July 12, 2016
My unexpected, not stereotypical life as a Valtech summer intern.
Let’s start with the obvious stereotype: My name is Ashley Paulmeno, and I am an intern. On a daily basis, I run to Starbucks and order drinks I can’t pronounce as if my life depended on it. I wear my hair in a messy bun and rock my University of Alabama t-shirt as I silently jam to my “they say I’m a rapper” playlist while I work. I post on Instagram about jobs well done and spend my well-earned paychecks at the Urban Outfitters right across the street. But, while I may fit the stereotypical bill for an intern here, my internship experience has been anything but stereotypical.
Well, so far, no one here has hazed me or made me do anything crazy. No one has made me pick up their laundry or count M&M’s or organize highlighters until 10 o’clock at night. But, what they have done is expect the highest-level quality of work from me during my 3-month term as an intern.
No, I wasn’t forced to wear black slacks or a button down blouse. I didn’t have to raid The Limited for skirt suits or a blazer (if anything, I had to buy more yoga pants for Yoga Thursdays). When it came down to it, all that mattered was the work. And if yoga pants and a t-shirt meant I was ready to crackdown on Adobe Illustrator all day– then that was fine by them.
One fond memory that I have at Valtech was when I made the unfortunate mistake of drinking a large coffee right before my first presentation on our bi-weekly Global Marketing conference call. Needless to say, I made my presentation at (approx.) lightning speed. Even though I was anxious from my nerves and caffeine and my voice might have seemed shaky at times, as soon as I was done I received a crazy amount of support from my teammates here in Dallas and across the globe.
In such a fast-paced agency environment, there are high standards of quality for the work needing to be created. The standards of the company start internally with strong collaboration and constant communication between offices across the globe, and I got a glimpse into what that global contribution and camaraderie looks like that morning.
Learning from Experience
I never felt like an intern. My time with Valtech wasn’t filled with busy work like other previous experiences I have had. From the very beginning, my teammates trusted me with projects that were (and still are) making an impact on our global company culture. Each day, I come in and expect to work as a part of team– a strong one at that– filled with incredible storytellers whom are ready to represent our clients and our story to people in Valtech and beyond.
Leaving the Kiddy Table
I think it’s safe to say that most (if not all) of incoming college seniors are asking themselves a similar question: “What on earth am I going to be doing a year from now?” And if we’re being honest here, growing up can kind-of suck sometimes.

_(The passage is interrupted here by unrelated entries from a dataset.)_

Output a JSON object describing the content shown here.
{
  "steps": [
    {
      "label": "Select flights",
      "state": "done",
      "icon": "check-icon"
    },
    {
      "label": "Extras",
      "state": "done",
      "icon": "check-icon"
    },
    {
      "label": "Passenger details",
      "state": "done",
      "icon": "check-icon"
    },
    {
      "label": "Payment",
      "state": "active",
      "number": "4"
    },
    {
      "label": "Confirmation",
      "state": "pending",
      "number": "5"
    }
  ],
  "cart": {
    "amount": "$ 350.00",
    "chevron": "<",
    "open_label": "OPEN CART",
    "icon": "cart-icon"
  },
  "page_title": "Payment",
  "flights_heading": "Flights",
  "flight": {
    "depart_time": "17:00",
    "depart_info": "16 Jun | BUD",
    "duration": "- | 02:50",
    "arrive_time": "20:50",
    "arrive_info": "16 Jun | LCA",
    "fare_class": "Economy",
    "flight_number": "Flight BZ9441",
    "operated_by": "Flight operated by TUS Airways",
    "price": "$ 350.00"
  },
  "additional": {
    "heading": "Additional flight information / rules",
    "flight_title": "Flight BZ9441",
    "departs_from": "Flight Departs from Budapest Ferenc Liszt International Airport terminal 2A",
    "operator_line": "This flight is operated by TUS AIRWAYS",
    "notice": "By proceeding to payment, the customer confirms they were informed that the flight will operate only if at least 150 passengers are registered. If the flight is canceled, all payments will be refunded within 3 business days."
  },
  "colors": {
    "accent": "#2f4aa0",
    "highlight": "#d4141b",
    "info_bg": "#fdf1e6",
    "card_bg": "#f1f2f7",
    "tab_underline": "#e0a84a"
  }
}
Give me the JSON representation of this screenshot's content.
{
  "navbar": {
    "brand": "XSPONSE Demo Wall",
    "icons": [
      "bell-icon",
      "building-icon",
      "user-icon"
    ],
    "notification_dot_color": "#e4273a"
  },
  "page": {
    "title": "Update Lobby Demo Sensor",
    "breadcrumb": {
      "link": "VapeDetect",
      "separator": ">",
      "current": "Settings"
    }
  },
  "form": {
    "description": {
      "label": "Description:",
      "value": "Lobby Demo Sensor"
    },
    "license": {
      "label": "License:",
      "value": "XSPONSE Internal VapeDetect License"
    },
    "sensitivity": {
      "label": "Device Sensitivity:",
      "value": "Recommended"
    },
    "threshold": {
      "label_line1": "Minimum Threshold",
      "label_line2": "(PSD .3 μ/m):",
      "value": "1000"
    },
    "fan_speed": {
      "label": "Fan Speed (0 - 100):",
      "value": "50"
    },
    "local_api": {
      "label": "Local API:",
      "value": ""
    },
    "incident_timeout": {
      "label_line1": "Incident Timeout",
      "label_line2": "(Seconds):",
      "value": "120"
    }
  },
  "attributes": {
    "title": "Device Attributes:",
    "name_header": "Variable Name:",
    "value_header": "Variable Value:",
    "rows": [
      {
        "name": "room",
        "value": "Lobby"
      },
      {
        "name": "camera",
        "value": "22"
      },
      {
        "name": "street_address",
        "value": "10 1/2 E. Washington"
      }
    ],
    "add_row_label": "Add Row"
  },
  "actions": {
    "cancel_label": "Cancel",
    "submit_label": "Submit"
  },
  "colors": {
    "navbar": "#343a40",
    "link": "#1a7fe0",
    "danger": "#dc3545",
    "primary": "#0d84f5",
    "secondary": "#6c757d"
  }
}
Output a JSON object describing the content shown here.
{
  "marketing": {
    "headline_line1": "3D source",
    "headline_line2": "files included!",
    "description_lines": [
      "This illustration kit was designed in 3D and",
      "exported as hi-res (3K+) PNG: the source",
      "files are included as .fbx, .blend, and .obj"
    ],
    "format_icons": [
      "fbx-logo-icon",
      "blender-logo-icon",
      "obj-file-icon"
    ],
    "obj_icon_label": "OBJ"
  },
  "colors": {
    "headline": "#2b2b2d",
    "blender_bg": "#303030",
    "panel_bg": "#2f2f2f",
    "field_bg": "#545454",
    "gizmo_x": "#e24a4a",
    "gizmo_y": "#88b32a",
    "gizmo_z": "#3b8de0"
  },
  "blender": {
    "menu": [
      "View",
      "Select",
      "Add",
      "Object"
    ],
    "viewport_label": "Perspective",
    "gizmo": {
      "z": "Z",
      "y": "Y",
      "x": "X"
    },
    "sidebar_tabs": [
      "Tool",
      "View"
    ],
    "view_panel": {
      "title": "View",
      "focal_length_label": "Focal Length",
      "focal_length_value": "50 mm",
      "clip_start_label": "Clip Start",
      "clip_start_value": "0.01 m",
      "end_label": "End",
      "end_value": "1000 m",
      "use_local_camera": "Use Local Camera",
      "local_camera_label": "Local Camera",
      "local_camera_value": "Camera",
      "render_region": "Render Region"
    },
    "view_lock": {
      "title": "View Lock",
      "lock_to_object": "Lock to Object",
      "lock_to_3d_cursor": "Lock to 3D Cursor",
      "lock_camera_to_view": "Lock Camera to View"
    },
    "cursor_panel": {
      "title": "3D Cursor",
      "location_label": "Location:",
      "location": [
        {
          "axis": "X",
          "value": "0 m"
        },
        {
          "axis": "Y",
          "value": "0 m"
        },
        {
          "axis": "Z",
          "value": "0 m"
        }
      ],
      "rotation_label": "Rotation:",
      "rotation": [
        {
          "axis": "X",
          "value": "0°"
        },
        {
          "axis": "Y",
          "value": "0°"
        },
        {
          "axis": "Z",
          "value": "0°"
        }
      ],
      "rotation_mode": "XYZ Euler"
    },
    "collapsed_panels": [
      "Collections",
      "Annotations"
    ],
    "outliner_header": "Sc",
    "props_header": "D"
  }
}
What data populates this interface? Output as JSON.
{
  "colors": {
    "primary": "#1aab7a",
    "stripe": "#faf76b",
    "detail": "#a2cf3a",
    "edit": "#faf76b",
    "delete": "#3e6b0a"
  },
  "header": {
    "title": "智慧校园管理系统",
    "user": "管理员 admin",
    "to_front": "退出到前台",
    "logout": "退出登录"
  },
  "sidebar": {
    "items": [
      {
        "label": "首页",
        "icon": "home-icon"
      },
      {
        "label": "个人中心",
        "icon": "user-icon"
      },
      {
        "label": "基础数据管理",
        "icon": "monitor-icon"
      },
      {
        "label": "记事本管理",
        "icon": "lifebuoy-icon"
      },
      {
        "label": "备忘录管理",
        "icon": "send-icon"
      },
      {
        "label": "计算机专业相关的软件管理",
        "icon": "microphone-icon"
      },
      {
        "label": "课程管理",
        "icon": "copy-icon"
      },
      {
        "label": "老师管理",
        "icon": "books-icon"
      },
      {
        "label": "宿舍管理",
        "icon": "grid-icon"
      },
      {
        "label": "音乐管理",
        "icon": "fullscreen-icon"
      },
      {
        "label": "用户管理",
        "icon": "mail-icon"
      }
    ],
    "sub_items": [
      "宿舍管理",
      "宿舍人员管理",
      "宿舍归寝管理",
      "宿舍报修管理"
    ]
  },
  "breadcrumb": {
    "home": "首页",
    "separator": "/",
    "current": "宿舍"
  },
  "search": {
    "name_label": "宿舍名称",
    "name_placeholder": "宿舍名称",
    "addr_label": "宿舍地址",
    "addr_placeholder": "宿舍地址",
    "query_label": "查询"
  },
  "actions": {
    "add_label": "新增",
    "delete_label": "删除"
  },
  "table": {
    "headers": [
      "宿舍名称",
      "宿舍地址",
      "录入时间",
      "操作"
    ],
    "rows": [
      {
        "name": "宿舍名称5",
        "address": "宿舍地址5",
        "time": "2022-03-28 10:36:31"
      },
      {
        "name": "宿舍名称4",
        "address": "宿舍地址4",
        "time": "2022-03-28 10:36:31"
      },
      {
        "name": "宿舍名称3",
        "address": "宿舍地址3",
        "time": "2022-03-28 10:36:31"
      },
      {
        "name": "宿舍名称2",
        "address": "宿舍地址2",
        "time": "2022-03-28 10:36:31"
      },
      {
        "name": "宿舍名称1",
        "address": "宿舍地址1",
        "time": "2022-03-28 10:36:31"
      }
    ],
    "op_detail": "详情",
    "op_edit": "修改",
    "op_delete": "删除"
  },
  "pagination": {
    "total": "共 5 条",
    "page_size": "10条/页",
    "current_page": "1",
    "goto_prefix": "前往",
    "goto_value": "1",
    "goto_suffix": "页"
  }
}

At such a critical time in our lives we really start to see what the past three years of our college education has taught us, and we catch a glimpse into what the “real world” is actually going to be like. The adult table big leagues are upon us.
But working at such a face-paced agency leaves no time for uncertainty. Deadlines are rigid and projects are large in-scope. You just have to… figure it out.
Valtech focuses on the Economy of Experience, and engineering amazing experiences for their clients, and their clients’ end-users. But I don’t think this mantra ends here. I believe my personal capital has grown tremendously in such a short amount of time at Valtech. My experience here has grown my confidence and made me feel prepared to enter this next chapter of my life.
The Big Secret
What’s the biggest thing I have learned? Well, if being an intern is about learning to gain your co-worker’s trust, constantly striving to learn more and working hard to meet steadfast deadlines, shouldn’t everyone want to be an intern?
Everyday I see my teammates innovating new ways to improve their output while relying on each other. At the end of the day, we all have something to learn from someone else.
The big secret is that you should always strive to be an intern too. Being an intern doesn’t only last for one summer, and why would you want it to? Be a sponge, own that you have a lot to learn and maybe you can be as successful as the professionals I get the opportunity to work with every day.
P.S. Thank you to my team of mentors, who never made me get coffee for them, but instead, would rather take a walk and get coffee with me.